**What to do**. Among these records, which lines include "shown"? Copy them out.
▼▼▼
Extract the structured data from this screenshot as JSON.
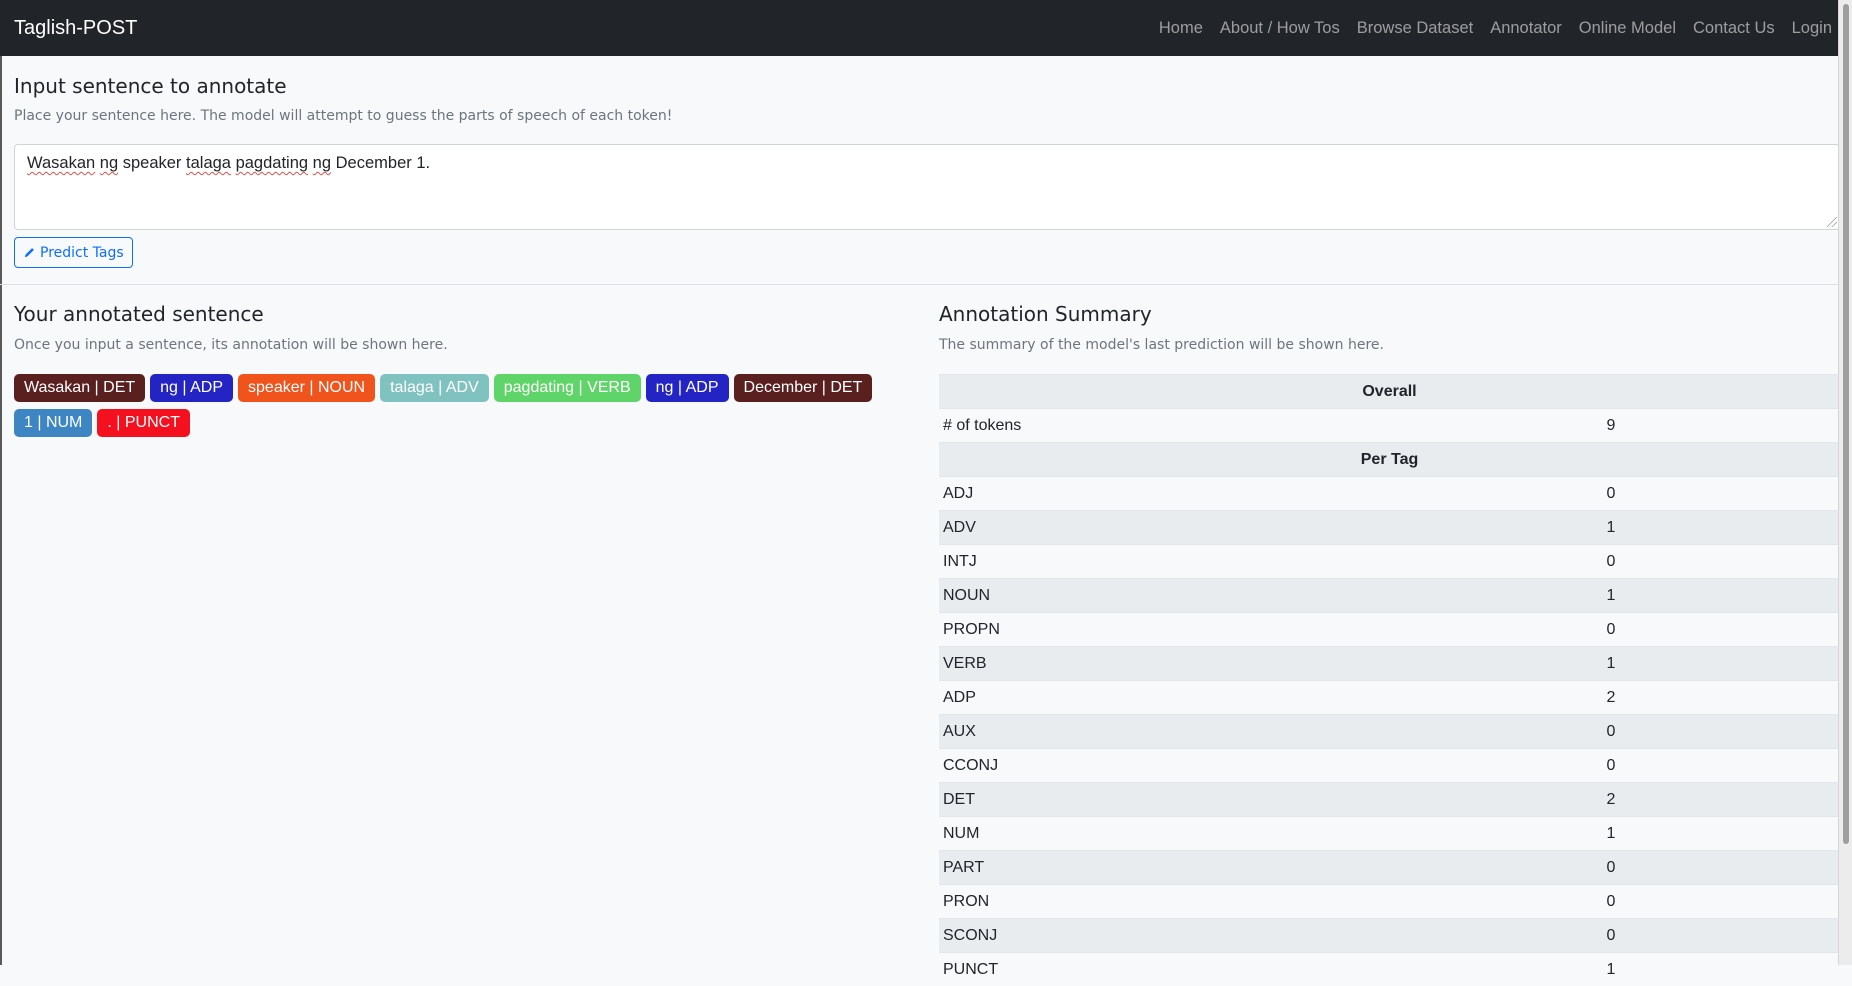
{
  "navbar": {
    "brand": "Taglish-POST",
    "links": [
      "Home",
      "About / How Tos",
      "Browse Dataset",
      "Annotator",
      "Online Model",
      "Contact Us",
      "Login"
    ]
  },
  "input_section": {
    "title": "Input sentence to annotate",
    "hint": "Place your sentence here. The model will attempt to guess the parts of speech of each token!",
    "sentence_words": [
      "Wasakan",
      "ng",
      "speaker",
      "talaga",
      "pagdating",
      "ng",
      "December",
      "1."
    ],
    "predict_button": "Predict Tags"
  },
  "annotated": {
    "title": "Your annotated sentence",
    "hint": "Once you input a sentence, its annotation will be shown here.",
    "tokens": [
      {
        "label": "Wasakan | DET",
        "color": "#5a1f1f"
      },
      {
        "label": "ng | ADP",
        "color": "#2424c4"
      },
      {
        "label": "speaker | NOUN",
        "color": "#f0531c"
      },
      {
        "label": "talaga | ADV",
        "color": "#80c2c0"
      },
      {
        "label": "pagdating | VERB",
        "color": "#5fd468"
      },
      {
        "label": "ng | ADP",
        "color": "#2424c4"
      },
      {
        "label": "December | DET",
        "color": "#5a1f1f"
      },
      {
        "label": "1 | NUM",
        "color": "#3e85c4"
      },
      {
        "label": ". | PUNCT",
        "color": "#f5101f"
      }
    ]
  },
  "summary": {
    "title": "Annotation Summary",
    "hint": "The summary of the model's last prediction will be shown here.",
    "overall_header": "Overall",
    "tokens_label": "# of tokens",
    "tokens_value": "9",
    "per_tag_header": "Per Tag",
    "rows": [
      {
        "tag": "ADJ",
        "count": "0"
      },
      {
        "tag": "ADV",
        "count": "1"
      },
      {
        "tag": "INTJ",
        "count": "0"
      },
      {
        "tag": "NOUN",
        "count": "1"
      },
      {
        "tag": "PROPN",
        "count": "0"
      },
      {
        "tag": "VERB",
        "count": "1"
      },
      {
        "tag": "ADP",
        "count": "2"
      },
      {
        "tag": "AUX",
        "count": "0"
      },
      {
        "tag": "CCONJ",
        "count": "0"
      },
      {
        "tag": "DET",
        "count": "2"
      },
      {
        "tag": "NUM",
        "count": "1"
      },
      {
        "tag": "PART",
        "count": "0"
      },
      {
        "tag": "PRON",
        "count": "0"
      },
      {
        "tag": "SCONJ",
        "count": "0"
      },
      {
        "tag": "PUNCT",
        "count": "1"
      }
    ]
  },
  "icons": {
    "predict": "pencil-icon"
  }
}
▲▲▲
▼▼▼
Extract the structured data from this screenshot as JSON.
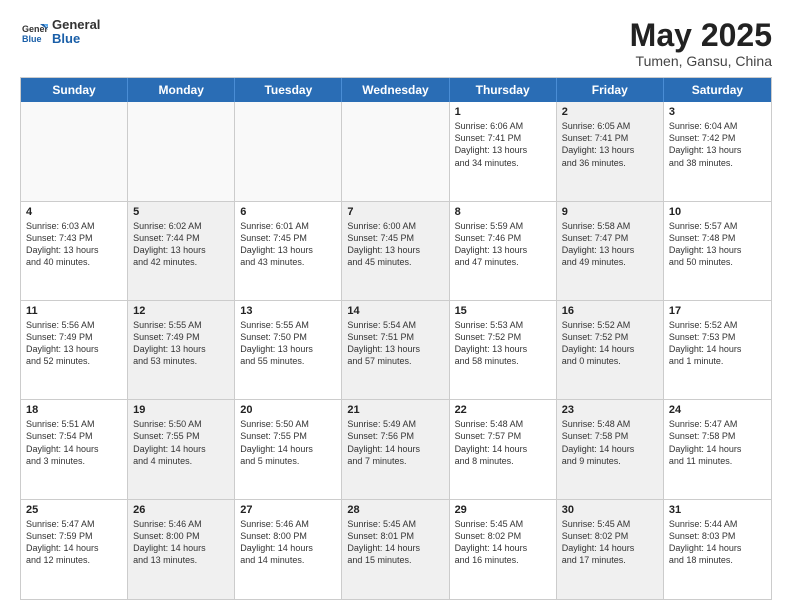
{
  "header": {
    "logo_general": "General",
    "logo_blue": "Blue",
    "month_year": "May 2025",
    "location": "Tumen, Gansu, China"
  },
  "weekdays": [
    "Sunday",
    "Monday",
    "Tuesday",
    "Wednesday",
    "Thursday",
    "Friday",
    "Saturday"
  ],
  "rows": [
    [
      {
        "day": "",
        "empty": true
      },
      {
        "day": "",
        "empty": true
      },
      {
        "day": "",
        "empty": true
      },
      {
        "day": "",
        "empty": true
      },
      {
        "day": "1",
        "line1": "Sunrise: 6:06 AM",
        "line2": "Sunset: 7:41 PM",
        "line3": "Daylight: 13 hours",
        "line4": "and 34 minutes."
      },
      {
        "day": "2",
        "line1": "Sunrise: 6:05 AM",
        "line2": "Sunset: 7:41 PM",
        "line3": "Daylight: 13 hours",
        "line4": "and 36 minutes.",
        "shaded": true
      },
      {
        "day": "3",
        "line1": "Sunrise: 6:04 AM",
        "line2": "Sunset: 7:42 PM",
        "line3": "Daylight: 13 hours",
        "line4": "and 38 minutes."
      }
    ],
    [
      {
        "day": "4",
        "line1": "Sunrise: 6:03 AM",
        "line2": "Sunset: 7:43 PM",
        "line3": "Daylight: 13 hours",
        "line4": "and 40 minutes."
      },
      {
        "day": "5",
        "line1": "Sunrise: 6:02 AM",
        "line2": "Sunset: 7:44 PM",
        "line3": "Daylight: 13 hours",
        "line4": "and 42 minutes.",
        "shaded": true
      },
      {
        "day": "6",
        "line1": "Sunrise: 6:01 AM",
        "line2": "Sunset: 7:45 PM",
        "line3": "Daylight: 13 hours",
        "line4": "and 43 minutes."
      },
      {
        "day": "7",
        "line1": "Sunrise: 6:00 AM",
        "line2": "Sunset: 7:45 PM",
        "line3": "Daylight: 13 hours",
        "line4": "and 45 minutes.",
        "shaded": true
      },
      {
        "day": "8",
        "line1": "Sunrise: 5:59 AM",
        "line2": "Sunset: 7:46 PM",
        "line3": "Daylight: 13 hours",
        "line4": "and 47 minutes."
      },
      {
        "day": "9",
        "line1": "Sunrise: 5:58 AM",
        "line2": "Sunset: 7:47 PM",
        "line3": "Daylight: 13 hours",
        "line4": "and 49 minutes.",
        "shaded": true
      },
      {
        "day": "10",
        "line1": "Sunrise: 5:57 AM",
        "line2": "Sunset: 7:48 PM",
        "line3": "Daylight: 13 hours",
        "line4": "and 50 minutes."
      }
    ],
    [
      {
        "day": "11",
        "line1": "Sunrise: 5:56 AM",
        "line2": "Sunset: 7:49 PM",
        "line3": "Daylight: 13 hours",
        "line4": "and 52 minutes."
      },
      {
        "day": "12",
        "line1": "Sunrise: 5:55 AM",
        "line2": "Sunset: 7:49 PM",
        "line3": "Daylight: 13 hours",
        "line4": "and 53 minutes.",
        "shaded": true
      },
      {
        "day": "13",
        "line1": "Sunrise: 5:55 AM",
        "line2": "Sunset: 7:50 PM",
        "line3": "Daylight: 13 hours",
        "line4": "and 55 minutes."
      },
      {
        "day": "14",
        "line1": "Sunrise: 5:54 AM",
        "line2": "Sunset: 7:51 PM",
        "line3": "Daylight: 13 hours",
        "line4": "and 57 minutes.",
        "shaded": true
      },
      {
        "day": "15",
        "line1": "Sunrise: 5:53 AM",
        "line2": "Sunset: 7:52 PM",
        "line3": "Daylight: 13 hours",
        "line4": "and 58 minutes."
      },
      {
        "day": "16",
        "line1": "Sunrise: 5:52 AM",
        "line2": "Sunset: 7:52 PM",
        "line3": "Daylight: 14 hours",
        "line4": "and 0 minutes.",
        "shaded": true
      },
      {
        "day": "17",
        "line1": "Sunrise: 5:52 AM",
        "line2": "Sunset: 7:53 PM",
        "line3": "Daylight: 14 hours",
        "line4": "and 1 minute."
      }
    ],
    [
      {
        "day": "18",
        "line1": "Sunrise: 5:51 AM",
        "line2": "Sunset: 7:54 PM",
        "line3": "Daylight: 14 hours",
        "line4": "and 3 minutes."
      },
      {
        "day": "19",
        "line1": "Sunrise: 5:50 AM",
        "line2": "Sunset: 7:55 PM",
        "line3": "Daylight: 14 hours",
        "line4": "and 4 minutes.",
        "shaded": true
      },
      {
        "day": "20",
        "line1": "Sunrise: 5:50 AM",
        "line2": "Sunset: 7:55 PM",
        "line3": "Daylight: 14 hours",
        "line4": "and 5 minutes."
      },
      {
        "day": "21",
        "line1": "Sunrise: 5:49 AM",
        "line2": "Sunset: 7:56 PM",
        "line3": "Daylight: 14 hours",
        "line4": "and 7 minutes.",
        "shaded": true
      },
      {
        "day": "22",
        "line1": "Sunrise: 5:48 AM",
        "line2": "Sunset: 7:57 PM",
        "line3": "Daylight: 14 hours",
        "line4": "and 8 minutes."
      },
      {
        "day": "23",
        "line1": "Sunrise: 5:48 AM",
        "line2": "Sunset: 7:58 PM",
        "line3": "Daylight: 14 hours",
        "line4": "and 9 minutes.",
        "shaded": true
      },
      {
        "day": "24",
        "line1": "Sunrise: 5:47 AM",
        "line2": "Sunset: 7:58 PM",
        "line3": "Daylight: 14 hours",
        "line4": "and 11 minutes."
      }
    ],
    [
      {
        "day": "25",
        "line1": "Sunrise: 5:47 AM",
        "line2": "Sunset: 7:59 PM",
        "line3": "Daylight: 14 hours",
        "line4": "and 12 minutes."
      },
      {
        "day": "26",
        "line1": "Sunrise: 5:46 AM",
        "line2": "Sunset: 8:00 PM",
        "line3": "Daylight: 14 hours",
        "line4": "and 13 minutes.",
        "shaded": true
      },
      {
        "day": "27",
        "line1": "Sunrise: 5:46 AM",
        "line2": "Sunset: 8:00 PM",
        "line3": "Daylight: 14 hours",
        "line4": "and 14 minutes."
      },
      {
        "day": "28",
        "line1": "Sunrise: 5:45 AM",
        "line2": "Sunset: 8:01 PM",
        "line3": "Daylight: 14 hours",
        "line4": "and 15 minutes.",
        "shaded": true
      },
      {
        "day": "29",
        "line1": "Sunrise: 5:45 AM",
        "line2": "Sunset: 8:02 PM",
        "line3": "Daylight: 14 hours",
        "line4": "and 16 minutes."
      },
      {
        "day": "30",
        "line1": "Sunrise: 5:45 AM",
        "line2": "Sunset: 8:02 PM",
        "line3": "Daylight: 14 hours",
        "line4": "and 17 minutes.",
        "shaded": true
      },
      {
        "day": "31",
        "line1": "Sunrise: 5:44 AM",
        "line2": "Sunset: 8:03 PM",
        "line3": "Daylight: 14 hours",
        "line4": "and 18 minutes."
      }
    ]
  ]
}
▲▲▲
**Solved problem**.
    "hint": "Once you input a sentence, its annotation will be shown here.",
    "hint": "The summary of the model's last prediction will be shown here.",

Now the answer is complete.